More stories related to 2005 Greater L.A. Auto Show LOS ANGELES – Call it a Chrysler PT Cruiser clone, call it late to the party, just don’t call it a guaranteed flop.

As media comparisons between General Motors Corp.’s new HHR and Chrysler Group’s successful PT Cruiser begin surfacing, top GM executives answer the criticism during the Greater L.A. Auto Show, where the HHR was unveiled. (See related story: Chevy Unveils HHR in LA)

“I would only say to that (PT comparison), it’s probably totally unavoidable when you’re only looking at static models,” GM North America President Gary Cowger tells Ward’s. “When you actually drive these things and you see the utility and the size and the interiors and the functionality and the versatility, I think those kinds of comparisons will go away.”

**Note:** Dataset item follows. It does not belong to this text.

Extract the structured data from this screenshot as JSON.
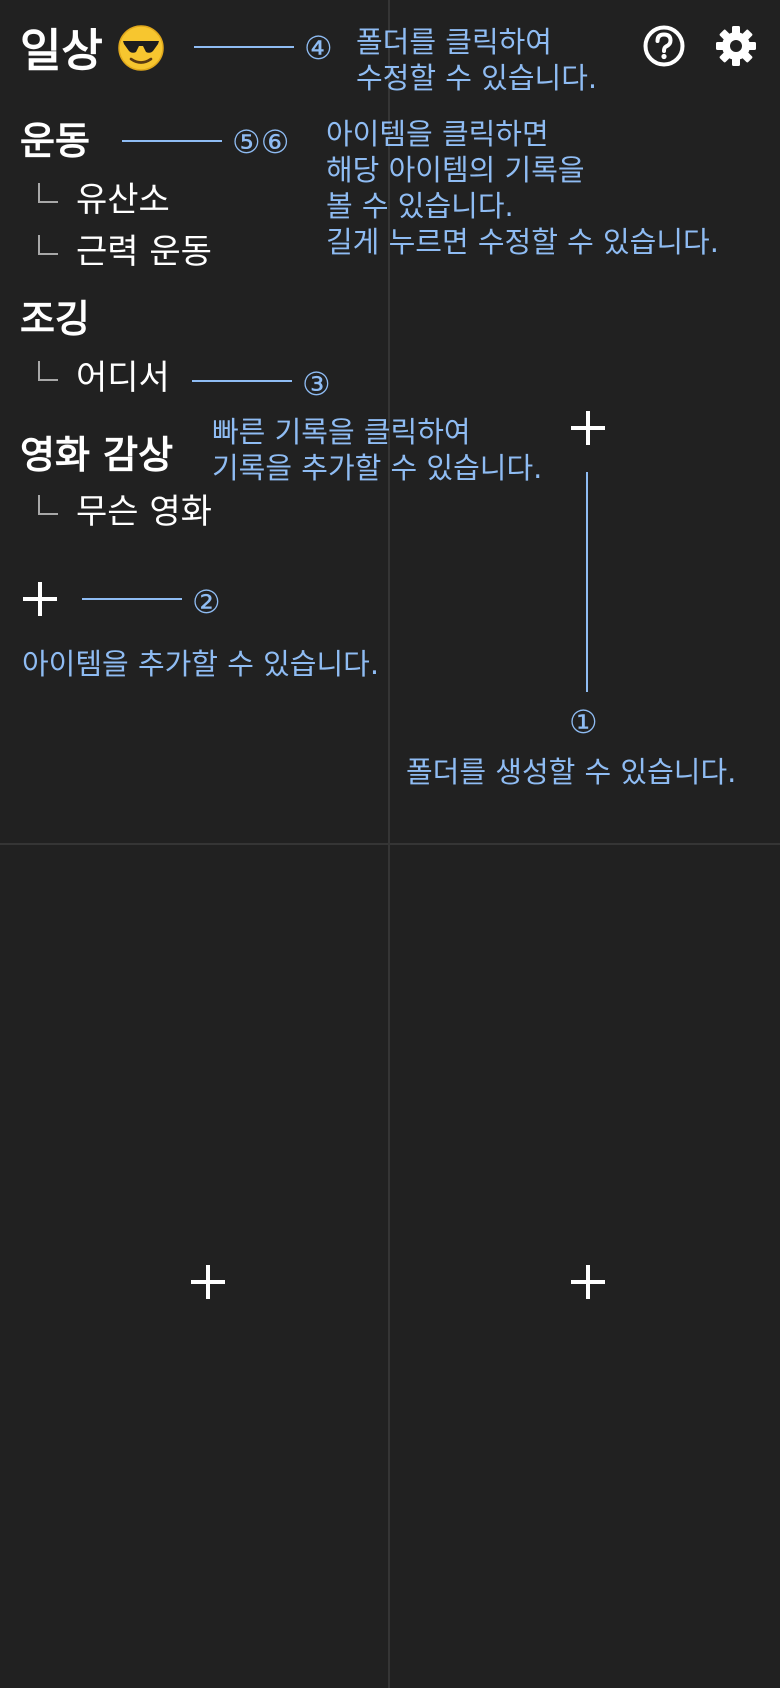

Cowger says previously forecast volumes of between 80,000-100,000 remain “reasonable.” Dealers say “we’re going to have broad appeal, because when you see the interior and you see the functionality and the versatility,” the buying proposition makes sense in the price range GM is planning, he says.

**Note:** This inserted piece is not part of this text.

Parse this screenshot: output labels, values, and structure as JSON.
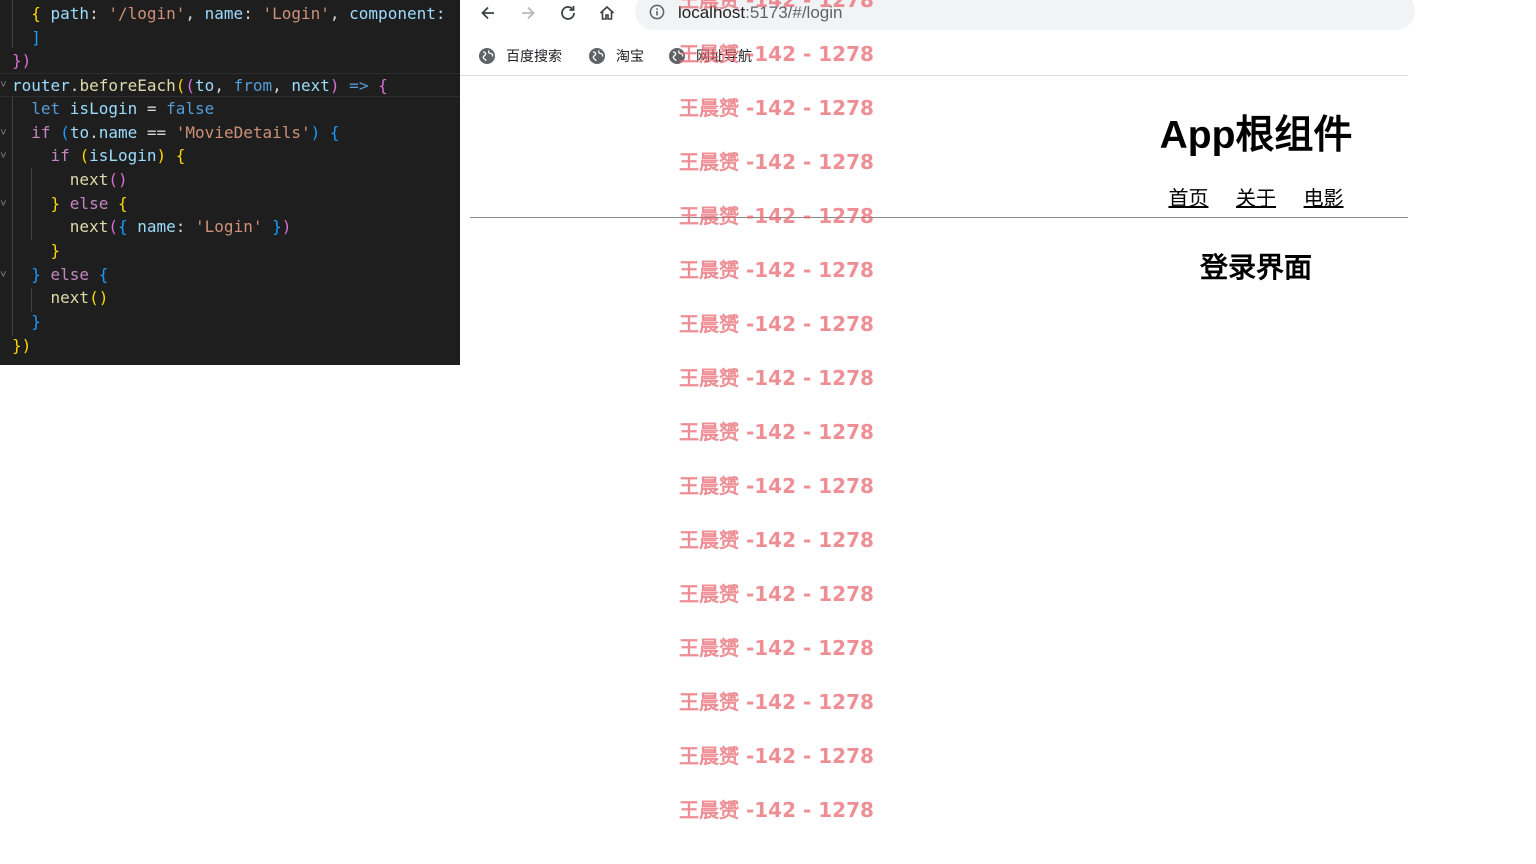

Other configurations could help HHR reach sales targets, a source says.

But don't expect all to be 4-door '49 Suburban look-alikes. The PT lineup, for example, includes a convertible and a high-performance version.

"The PT isn't the only rival in this segment," a source confides. "Honda (Motor Co. Ltd.) has the Element and Scion the xB wagon, so it's possible other HHR versions would be coming."

Bob Lutz, vice chairman-product development and overseer of PT Cruiser development during his days at Chrysler Corp., says the suggestion the HHR will fail because it is late to market is “silly.”

Lutz says reviews criticizing the HHR as a PT Cruiser that is three years late is “the height of stupidity.”

“Who the hell says there’s some magic period where you must absolutely introduce a heritage-derived vehicle for one of your brands?” he says. “Who says that three years ago was the right time to do it? Who says the PT Cruiser sucked up all the demand for small front-wheel-drive cars that draw on the corporate heritage for their definition?

“By that definition, the new Ford Mustang came to the party 40 years too late because that’s the last time they used that style.”

Much like the PT Cruiser, based on the Neon small-car chassis, the HHR is built off the Delta (Chevrolet Cobalt) platform to maximize volume and ensure GM’s small-car program is successful, Lutz says.

People will pay a premium for the HHR because it has minivan-like functionality, in a small and sensationally styled packaged, he says, which is the same formula employed under his leadership at Chrysler.

“There’s no reason the same formula won’t work again,” Lutz says.

He admits auto makers haven’t been successful in the past with trying to sell “small minivans” in the U.S. But that is where the styling comes in, he says.

“Small minivan is a bad word,” Lutz says. “Every time it’s been tried in the U.S., like the Nissan Access or the Mitsubishi Statesman, they’re always resounding flops. Because if people are going to carry the stigma of driving a family hauler, at least they want a big one that’s going to be functional.

“But the minute the you take a small a monocab package and disguise it as something different, such as a (miniaturized) ’49 Suburban in our case, all of the sudden they have the functionality with none of the stigma.”

Lutz derides publications suggesting market research on the HHR has failed to live up to the company’s initial expectations. The vehicle has passed through consumer clinics with flying colors and will fly off dealer lots with the same speed.

“Read my lips, the HHR marketed through Chevrolet dealerships and the price we’re going to sell it at, will be sensationally successful.”

– with Jim Mateja